Caritas members from around the world are travelling to Copenhagen to lobby governments at a key climate change meeting.
The UN summit (called the UNFCCC) is set to agree targets for cutting the greenhouse gas emissions that cause climate change.
It will also set funding for poor communities to tackle the impact of extreme or unpredictable weather and also for their future low carbon/sustainable development.
Caritas is taking part in the meeting itself and at a number of events in the city aimed at getting a fairer deal for the poor.
19.00 Friday 11 December – all invited to ‘Holy Mass for Climate Justice’ at Sankt Ansgar Cathedral presided over by Caritas Africa President Archbishop Cyprian Lwanga of Kampala (Read his homily). Further information available at www.sanktansgar.dk.
13.00 Saturday 12 December – Caritas representatives will take part in the Planet First, People First walk through Copenhagen.
11.30 Sunday 13 December – Caritas representatives will handover pledges from supporters along with other Churches to the UNFCCC Executive in Radhuspladsen City Hall Square.
14.00 Sunday 13 December – Ecumenical celebration in the Cathedral of Copenhagen with the Archbishop of Canterbury, the Danish Royal family, and religious and political leaders. The Catholic Church will be represented by Caritas Mexico President Bishop Gustavo Rodriguez Vega. Learn more…
15.00 Sunday 13 December – Interfaith bell ringing in Copenhagen and around the world to sound bells 350 times to mark the safe level of CO2 in ppm in the atmosphere. Learn more…
11.00 Monday 14 December – Caritas Internationalis and World Council of Churches are holding a side event at the UNFCCC Conference Centre. The aim is to bring ethical principles and the voices of faith to the climate change negotiations. This session will examine various faith-based perspectives on policies and action promoting climate justice. Learn more…
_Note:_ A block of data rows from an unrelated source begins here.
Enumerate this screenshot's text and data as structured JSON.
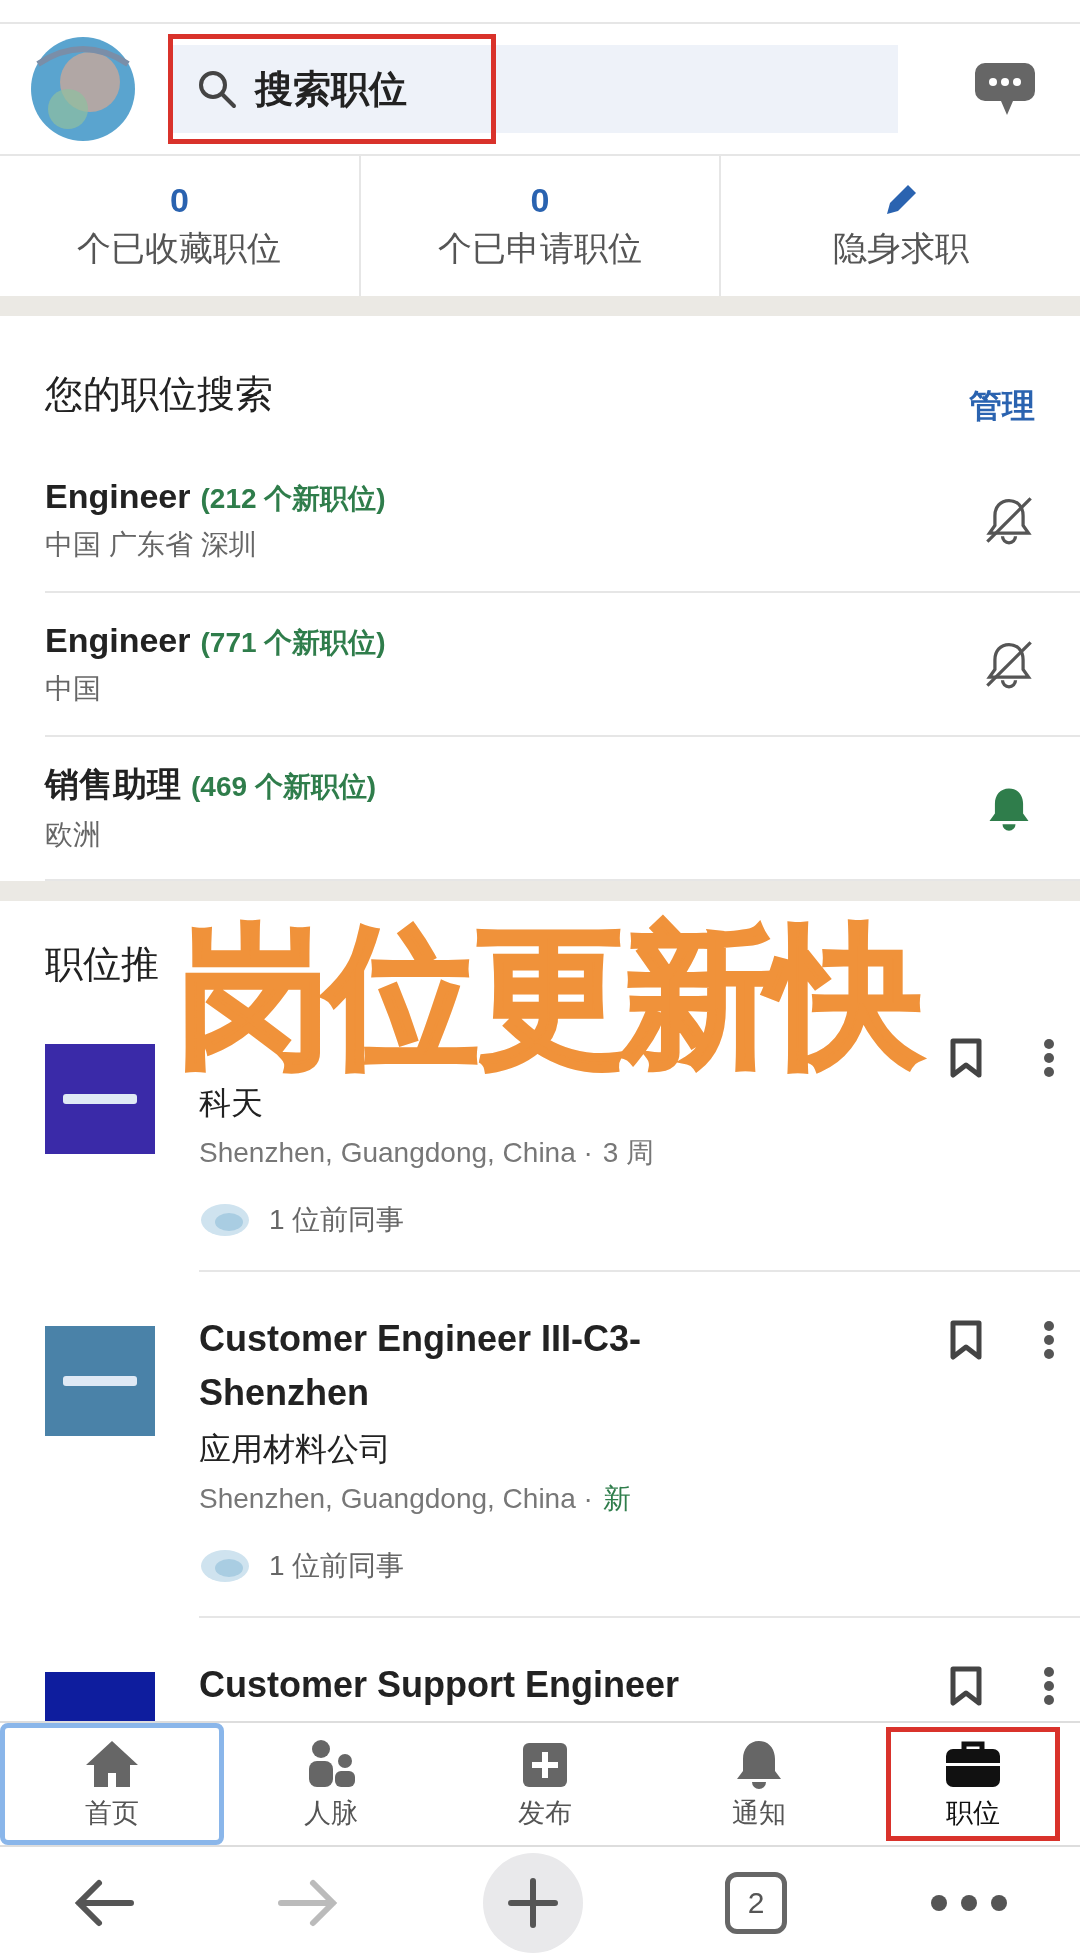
{
  "header": {
    "search": {
      "placeholder": "搜索职位",
      "color": "#d9322b"
    }
  },
  "stats": [
    {
      "kind": "count",
      "value": "0",
      "label": "个已收藏职位"
    },
    {
      "kind": "count",
      "value": "0",
      "label": "个已申请职位"
    },
    {
      "kind": "edit",
      "label": "隐身求职"
    }
  ],
  "saved_searches": {
    "title": "您的职位搜索",
    "action": "管理",
    "items": [
      {
        "title": "Engineer",
        "count": "(212 个新职位)",
        "location": "中国 广东省 深圳",
        "alert_on": false
      },
      {
        "title": "Engineer",
        "count": "(771 个新职位)",
        "location": "中国",
        "alert_on": false
      },
      {
        "title": "销售助理",
        "count": "(469 个新职位)",
        "location": "欧洲",
        "alert_on": true
      }
    ]
  },
  "recommendations": {
    "title": "职位推",
    "jobs": [
      {
        "color": "#3a2aa8",
        "company": "科天",
        "location": "Shenzhen, Guangdong, China ·",
        "age": "3 周",
        "age_is_new": false,
        "connections": "1 位前同事"
      },
      {
        "color": "#4a82a8",
        "title": "Customer Engineer III-C3-Shenzhen",
        "company": "应用材料公司",
        "location": "Shenzhen, Guangdong, China ·",
        "age": "新",
        "age_is_new": true,
        "connections": "1 位前同事"
      },
      {
        "color": "#0e1d9e",
        "title": "Customer Support Engineer"
      }
    ]
  },
  "overlay_caption": "岗位更新快",
  "bottom_nav": [
    {
      "kind": "home",
      "label": "首页",
      "selected": false,
      "color": "#8ab6ea"
    },
    {
      "kind": "people",
      "label": "人脉",
      "selected": false
    },
    {
      "kind": "post",
      "label": "发布",
      "selected": false
    },
    {
      "kind": "bell",
      "label": "通知",
      "selected": false
    },
    {
      "kind": "briefcase",
      "label": "职位",
      "selected": true,
      "color": "#d9322b"
    }
  ],
  "browser_bar": {
    "tab_count": "2"
  }
}
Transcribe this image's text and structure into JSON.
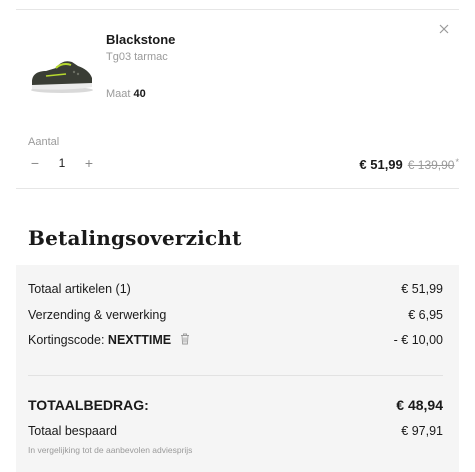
{
  "product": {
    "name": "Blackstone",
    "variant": "Tg03 tarmac",
    "size_label": "Maat",
    "size_value": "40",
    "close_icon": "close-icon"
  },
  "quantity": {
    "label": "Aantal",
    "decrement": "−",
    "value": "1",
    "increment": "+"
  },
  "price": {
    "current": "€ 51,99",
    "original": "€ 139,90",
    "marker": "*"
  },
  "summary": {
    "title": "Betalingsoverzicht",
    "rows": [
      {
        "label": "Totaal artikelen (1)",
        "value": "€ 51,99"
      },
      {
        "label": "Verzending & verwerking",
        "value": "€ 6,95"
      }
    ],
    "coupon": {
      "label": "Kortingscode:",
      "code": "NEXTTIME",
      "value": "- € 10,00",
      "icon": "trash-icon"
    },
    "total": {
      "label": "TOTAALBEDRAG:",
      "value": "€ 48,94"
    },
    "saved": {
      "label": "Totaal bespaard",
      "value": "€ 97,91"
    },
    "note": "In vergelijking tot de aanbevolen adviesprijs"
  },
  "colors": {
    "text": "#1a1a1a",
    "muted": "#9a9a9a",
    "panel": "#f5f5f5",
    "divider": "#e6e6e6",
    "shoe_accent": "#b7d92f"
  }
}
CIDSE and Caritas Internationalis are calling for a fair, effective and binding agreement in Copenhagen, and say this must be based on a set of essential criteria.
- Developed countries must commit to at least US $195 billion (€131 billion) additional public financing per year by 2020, using secure and predictable financing mechanisms, to support developing countries to adapt to the impacts of climate change and to develop sustainably.
- Global commitment to keeping global warming well below 2°C, to emissions peaking between 2013 and 2017, and to achieving a stable level of CO2e concentrations in the atmosphere to 350ppm.
- Industrialized countries as a group taking a target of more than 40% below 1990 levels by 2020, the vast majority of which should be met through domestic emissions reductions.
- Copenhagen outcomes must be legally binding and enforceable: a second commitment period of the Kyoto Protocol; and a complementary agreement with comparable action and enforcement for the United States, and action from developing countries.
Caritas at Copenhagen
The delegation includes Caritas Internationalis Secretary-General Lesley-Anne Knight. Europe: Caritas Denmark Secretary General Jann Sjursen, Caritas Spain Director Jose Luis Perez Larios, Caritas Europa President Fr Erny Gillen.
Africa: Caritas Kenya National Executive Janet Mangera, Caritas South Africa’s Sr Aine Hughes, Bishop Joao Silota from Mozambique, Samuel Mulafulafu of Caritas Zambia, Firmin Adjahossou, SECAM and Archbishop Cyprian Lwanga of Kampala, President of Caritas Africa.
Asia: Caritas India’s Sunil Simon, Caritas Bangladesh President Bishop Theotonius Gomes, Caritas Indonesia President Bishop Martinus Dogma Situmorang, Caritas Cambodia’s Executive Director Kim Rattana.
Latin America: Caritas Mexico President Bishop Gustavo Rodriguez Vega, Roberto Urbina of Caritas Chile, Manuel de Jesus Moran Hidalgo of Caritas El Salvador, Jose Cervantes Rubio of Caritas Honduras.
Oceania: Fr Michael Mackenzie of Kiribati. North America: Walter Grazer of the National Religious Partnership for the Environment.